For those able to attend Pilgrim Theological College in Melbourne, the Formation program takes place face-to-face in a weekly program. Those who live in regional Victoria or Tasmania may have a regional formation program developed located in their Presbytery.
What formal study is required?
Candidates are to engage in tertiary level theological education in the core areas of biblical, theological and missional study, as well as engaging in study of the history and core traditions of faith. Previous theological study will be recognised, however study within the Uniting Church context is a primary aspect of the formation and may require some further study for those who already have theological qualifications from other traditions.
Do I get any help financially?

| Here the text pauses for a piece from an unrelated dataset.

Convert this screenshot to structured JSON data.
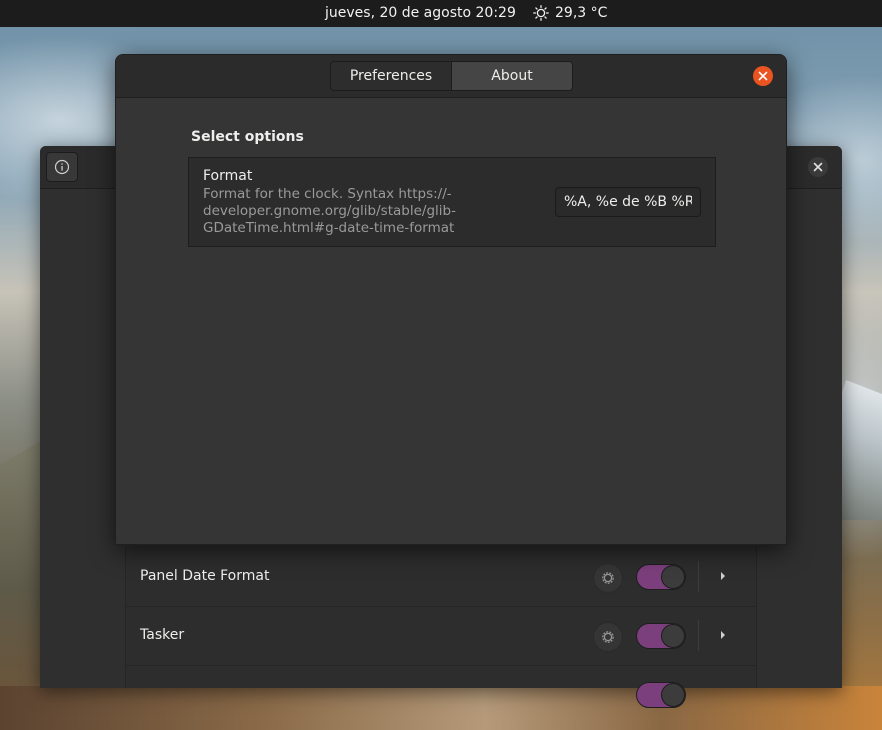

Candidates (through a means test) may be eligible for an education financial assistance. A candidate with no major assets or alternative income may receive a bursary (equivalent to 1/3 of a UCA Minister’s stipend – approximately $25,000) plus housing assistance if appropriate. Candidates with dependent children also receive extra modest financial support.
What if English is not my first language?
Theological Study within the University of Divinity (through which candidates study) requires a certain level of English proficiency to engage in the study. The required level needs to be attained PRIOR to coming to the Selection Conference. An individual who is accepted at the Selection Conference to become a candidate cannot enter the formation program until the required level of English is achieved.
What if I have more questions or queries about the process?
If you have questions and concerns about the application process that have not been answered in the FAQ, you may wish to speak further to your minister or your presbytery. If the questions are about the Selection Conference then you may send your query to email@example.com. If you have questions remaining about the Formation program and requirements you may like to contact Sean Winter.